*** PROVIDED RECORDS Section Begins ***
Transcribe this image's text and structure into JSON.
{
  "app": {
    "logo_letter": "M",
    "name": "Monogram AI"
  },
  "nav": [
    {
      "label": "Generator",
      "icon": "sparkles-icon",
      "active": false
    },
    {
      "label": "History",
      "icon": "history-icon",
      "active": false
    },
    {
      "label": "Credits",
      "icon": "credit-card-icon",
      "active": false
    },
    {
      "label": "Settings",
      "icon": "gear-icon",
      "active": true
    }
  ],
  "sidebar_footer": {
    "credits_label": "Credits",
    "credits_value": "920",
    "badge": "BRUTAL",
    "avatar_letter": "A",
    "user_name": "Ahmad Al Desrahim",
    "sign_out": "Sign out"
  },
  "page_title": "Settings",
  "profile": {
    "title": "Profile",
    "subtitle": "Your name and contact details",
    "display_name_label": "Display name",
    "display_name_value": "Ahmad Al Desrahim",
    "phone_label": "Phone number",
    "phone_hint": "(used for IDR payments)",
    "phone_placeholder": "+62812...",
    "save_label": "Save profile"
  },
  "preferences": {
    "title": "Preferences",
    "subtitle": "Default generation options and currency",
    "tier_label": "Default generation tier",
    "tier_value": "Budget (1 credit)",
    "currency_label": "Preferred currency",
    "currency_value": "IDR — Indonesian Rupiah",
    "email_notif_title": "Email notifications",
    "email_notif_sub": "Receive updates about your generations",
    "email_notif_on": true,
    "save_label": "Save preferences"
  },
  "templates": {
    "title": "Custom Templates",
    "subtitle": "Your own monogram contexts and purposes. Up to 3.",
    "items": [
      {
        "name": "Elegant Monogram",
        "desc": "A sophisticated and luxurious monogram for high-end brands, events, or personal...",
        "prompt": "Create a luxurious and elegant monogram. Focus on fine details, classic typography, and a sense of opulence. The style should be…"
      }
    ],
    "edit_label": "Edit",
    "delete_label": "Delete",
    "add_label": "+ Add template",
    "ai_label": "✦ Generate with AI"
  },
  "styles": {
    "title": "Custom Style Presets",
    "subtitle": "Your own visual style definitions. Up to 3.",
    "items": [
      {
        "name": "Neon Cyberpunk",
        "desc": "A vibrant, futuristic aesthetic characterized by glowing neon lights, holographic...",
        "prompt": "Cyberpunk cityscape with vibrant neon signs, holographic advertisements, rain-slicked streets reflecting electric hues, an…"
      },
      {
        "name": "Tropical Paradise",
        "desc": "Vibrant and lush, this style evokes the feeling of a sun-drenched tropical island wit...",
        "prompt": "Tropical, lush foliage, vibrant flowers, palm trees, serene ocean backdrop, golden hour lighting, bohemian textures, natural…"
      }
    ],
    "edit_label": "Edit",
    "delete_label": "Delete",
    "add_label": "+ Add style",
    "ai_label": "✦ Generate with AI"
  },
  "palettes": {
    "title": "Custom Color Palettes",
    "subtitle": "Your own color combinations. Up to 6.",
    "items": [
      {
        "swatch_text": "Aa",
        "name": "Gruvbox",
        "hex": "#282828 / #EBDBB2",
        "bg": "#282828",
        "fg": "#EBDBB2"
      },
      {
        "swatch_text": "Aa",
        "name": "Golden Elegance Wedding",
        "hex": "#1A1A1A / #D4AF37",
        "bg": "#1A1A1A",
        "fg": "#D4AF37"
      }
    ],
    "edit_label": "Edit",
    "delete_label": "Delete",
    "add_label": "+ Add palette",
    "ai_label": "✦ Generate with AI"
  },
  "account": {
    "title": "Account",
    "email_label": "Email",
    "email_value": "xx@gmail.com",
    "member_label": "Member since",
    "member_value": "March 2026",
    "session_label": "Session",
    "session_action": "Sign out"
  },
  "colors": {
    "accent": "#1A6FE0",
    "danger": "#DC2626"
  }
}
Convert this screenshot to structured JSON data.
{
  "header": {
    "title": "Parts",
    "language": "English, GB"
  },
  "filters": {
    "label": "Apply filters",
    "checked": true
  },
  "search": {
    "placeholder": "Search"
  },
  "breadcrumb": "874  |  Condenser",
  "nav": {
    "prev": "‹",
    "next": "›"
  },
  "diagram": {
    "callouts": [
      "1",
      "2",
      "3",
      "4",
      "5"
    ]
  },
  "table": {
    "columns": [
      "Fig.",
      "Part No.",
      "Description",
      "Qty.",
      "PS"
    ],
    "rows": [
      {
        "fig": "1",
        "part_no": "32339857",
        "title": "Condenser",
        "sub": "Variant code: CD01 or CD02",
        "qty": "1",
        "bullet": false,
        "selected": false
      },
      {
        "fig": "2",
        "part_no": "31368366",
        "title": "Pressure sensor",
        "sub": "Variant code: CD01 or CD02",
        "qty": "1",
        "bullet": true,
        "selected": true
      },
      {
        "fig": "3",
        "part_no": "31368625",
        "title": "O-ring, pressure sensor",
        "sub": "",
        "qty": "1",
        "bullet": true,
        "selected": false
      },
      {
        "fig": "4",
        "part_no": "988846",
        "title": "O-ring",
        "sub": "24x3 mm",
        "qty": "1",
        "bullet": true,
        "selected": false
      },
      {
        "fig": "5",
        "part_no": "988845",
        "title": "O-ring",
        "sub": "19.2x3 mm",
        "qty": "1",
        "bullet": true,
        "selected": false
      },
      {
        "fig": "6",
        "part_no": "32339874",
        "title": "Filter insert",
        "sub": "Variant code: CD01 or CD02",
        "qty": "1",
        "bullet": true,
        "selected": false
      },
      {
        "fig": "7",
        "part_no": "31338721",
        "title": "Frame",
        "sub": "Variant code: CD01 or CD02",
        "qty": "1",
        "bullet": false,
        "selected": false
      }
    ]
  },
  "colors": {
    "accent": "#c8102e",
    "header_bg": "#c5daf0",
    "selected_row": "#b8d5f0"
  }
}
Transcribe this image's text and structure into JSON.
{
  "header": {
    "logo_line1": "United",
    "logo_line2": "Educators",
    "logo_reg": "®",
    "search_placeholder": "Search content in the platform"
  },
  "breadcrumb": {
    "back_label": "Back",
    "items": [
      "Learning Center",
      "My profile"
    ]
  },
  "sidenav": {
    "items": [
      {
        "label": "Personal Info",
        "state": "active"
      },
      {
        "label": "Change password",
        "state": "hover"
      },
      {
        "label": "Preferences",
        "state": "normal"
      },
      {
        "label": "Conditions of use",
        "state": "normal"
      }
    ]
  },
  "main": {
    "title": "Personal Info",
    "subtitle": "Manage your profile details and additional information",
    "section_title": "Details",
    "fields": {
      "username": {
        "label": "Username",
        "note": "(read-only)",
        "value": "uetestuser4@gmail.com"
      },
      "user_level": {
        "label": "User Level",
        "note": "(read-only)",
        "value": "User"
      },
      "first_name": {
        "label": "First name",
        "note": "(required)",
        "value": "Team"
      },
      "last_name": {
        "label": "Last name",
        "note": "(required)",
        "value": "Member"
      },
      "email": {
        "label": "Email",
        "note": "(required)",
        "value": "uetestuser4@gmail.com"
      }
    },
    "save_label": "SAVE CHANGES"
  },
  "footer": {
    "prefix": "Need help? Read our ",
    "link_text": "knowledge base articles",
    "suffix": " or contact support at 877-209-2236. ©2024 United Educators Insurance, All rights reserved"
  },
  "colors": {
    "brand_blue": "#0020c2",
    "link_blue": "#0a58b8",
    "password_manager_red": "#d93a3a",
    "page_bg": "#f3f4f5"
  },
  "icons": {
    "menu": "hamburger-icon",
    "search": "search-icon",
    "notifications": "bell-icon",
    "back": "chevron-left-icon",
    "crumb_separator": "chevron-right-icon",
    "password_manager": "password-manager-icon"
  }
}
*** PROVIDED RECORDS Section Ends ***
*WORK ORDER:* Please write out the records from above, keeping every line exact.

*EXPECTED OUTPUT:*
Transcribe this image's text and structure into JSON.
{
  "app": {
    "logo_letter": "M",
    "name": "Monogram AI"
  },
  "nav": [
    {
      "label": "Generator",
      "icon": "sparkles-icon",
      "active": false
    },
    {
      "label": "History",
      "icon": "history-icon",
      "active": false
    },
    {
      "label": "Credits",
      "icon": "credit-card-icon",
      "active": false
    },
    {
      "label": "Settings",
      "icon": "gear-icon",
      "active": true
    }
  ],
  "sidebar_footer": {
    "credits_label": "Credits",
    "credits_value": "920",
    "badge": "BRUTAL",
    "avatar_letter": "A",
    "user_name": "Ahmad Al Desrahim",
    "sign_out": "Sign out"
  },
  "page_title": "Settings",
  "profile": {
    "title": "Profile",
    "subtitle": "Your name and contact details",
    "display_name_label": "Display name",
    "display_name_value": "Ahmad Al Desrahim",
    "phone_label": "Phone number",
    "phone_hint": "(used for IDR payments)",
    "phone_placeholder": "+62812...",
    "save_label": "Save profile"
  },
  "preferences": {
    "title": "Preferences",
    "subtitle": "Default generation options and currency",
    "tier_label": "Default generation tier",
    "tier_value": "Budget (1 credit)",
    "currency_label": "Preferred currency",
    "currency_value": "IDR — Indonesian Rupiah",
    "email_notif_title": "Email notifications",
    "email_notif_sub": "Receive updates about your generations",
    "email_notif_on": true,
    "save_label": "Save preferences"
  },
  "templates": {
    "title": "Custom Templates",
    "subtitle": "Your own monogram contexts and purposes. Up to 3.",
    "items": [
      {
        "name": "Elegant Monogram",
        "desc": "A sophisticated and luxurious monogram for high-end brands, events, or personal...",
        "prompt": "Create a luxurious and elegant monogram. Focus on fine details, classic typography, and a sense of opulence. The style should be…"
      }
    ],
    "edit_label": "Edit",
    "delete_label": "Delete",
    "add_label": "+ Add template",
    "ai_label": "✦ Generate with AI"
  },
  "styles": {
    "title": "Custom Style Presets",
    "subtitle": "Your own visual style definitions. Up to 3.",
    "items": [
      {
        "name": "Neon Cyberpunk",
        "desc": "A vibrant, futuristic aesthetic characterized by glowing neon lights, holographic...",
        "prompt": "Cyberpunk cityscape with vibrant neon signs, holographic advertisements, rain-slicked streets reflecting electric hues, an…"
      },
      {
        "name": "Tropical Paradise",
        "desc": "Vibrant and lush, this style evokes the feeling of a sun-drenched tropical island wit...",
        "prompt": "Tropical, lush foliage, vibrant flowers, palm trees, serene ocean backdrop, golden hour lighting, bohemian textures, natural…"
      }
    ],
    "edit_label": "Edit",
    "delete_label": "Delete",
    "add_label": "+ Add style",
    "ai_label": "✦ Generate with AI"
  },
  "palettes": {
    "title": "Custom Color Palettes",
    "subtitle": "Your own color combinations. Up to 6.",
    "items": [
      {
        "swatch_text": "Aa",
        "name": "Gruvbox",
        "hex": "#282828 / #EBDBB2",
        "bg": "#282828",
        "fg": "#EBDBB2"
      },
      {
        "swatch_text": "Aa",
        "name": "Golden Elegance Wedding",
        "hex": "#1A1A1A / #D4AF37",
        "bg": "#1A1A1A",
        "fg": "#D4AF37"
      }
    ],
    "edit_label": "Edit",
    "delete_label": "Delete",
    "add_label": "+ Add palette",
    "ai_label": "✦ Generate with AI"
  },
  "account": {
    "title": "Account",
    "email_label": "Email",
    "email_value": "xx@gmail.com",
    "member_label": "Member since",
    "member_value": "March 2026",
    "session_label": "Session",
    "session_action": "Sign out"
  },
  "colors": {
    "accent": "#1A6FE0",
    "danger": "#DC2626"
  }
}
Convert this screenshot to structured JSON data.
{
  "header": {
    "title": "Parts",
    "language": "English, GB"
  },
  "filters": {
    "label": "Apply filters",
    "checked": true
  },
  "search": {
    "placeholder": "Search"
  },
  "breadcrumb": "874  |  Condenser",
  "nav": {
    "prev": "‹",
    "next": "›"
  },
  "diagram": {
    "callouts": [
      "1",
      "2",
      "3",
      "4",
      "5"
    ]
  },
  "table": {
    "columns": [
      "Fig.",
      "Part No.",
      "Description",
      "Qty.",
      "PS"
    ],
    "rows": [
      {
        "fig": "1",
        "part_no": "32339857",
        "title": "Condenser",
        "sub": "Variant code: CD01 or CD02",
        "qty": "1",
        "bullet": false,
        "selected": false
      },
      {
        "fig": "2",
        "part_no": "31368366",
        "title": "Pressure sensor",
        "sub": "Variant code: CD01 or CD02",
        "qty": "1",
        "bullet": true,
        "selected": true
      },
      {
        "fig": "3",
        "part_no": "31368625",
        "title": "O-ring, pressure sensor",
        "sub": "",
        "qty": "1",
        "bullet": true,
        "selected": false
      },
      {
        "fig": "4",
        "part_no": "988846",
        "title": "O-ring",
        "sub": "24x3 mm",
        "qty": "1",
        "bullet": true,
        "selected": false
      },
      {
        "fig": "5",
        "part_no": "988845",
        "title": "O-ring",
        "sub": "19.2x3 mm",
        "qty": "1",
        "bullet": true,
        "selected": false
      },
      {
        "fig": "6",
        "part_no": "32339874",
        "title": "Filter insert",
        "sub": "Variant code: CD01 or CD02",
        "qty": "1",
        "bullet": true,
        "selected": false
      },
      {
        "fig": "7",
        "part_no": "31338721",
        "title": "Frame",
        "sub": "Variant code: CD01 or CD02",
        "qty": "1",
        "bullet": false,
        "selected": false
      }
    ]
  },
  "colors": {
    "accent": "#c8102e",
    "header_bg": "#c5daf0",
    "selected_row": "#b8d5f0"
  }
}
Transcribe this image's text and structure into JSON.
{
  "header": {
    "logo_line1": "United",
    "logo_line2": "Educators",
    "logo_reg": "®",
    "search_placeholder": "Search content in the platform"
  },
  "breadcrumb": {
    "back_label": "Back",
    "items": [
      "Learning Center",
      "My profile"
    ]
  },
  "sidenav": {
    "items": [
      {
        "label": "Personal Info",
        "state": "active"
      },
      {
        "label": "Change password",
        "state": "hover"
      },
      {
        "label": "Preferences",
        "state": "normal"
      },
      {
        "label": "Conditions of use",
        "state": "normal"
      }
    ]
  },
  "main": {
    "title": "Personal Info",
    "subtitle": "Manage your profile details and additional information",
    "section_title": "Details",
    "fields": {
      "username": {
        "label": "Username",
        "note": "(read-only)",
        "value": "uetestuser4@gmail.com"
      },
      "user_level": {
        "label": "User Level",
        "note": "(read-only)",
        "value": "User"
      },
      "first_name": {
        "label": "First name",
        "note": "(required)",
        "value": "Team"
      },
      "last_name": {
        "label": "Last name",
        "note": "(required)",
        "value": "Member"
      },
      "email": {
        "label": "Email",
        "note": "(required)",
        "value": "uetestuser4@gmail.com"
      }
    },
    "save_label": "SAVE CHANGES"
  },
  "footer": {
    "prefix": "Need help? Read our ",
    "link_text": "knowledge base articles",
    "suffix": " or contact support at 877-209-2236. ©2024 United Educators Insurance, All rights reserved"
  },
  "colors": {
    "brand_blue": "#0020c2",
    "link_blue": "#0a58b8",
    "password_manager_red": "#d93a3a",
    "page_bg": "#f3f4f5"
  },
  "icons": {
    "menu": "hamburger-icon",
    "search": "search-icon",
    "notifications": "bell-icon",
    "back": "chevron-left-icon",
    "crumb_separator": "chevron-right-icon",
    "password_manager": "password-manager-icon"
  }
}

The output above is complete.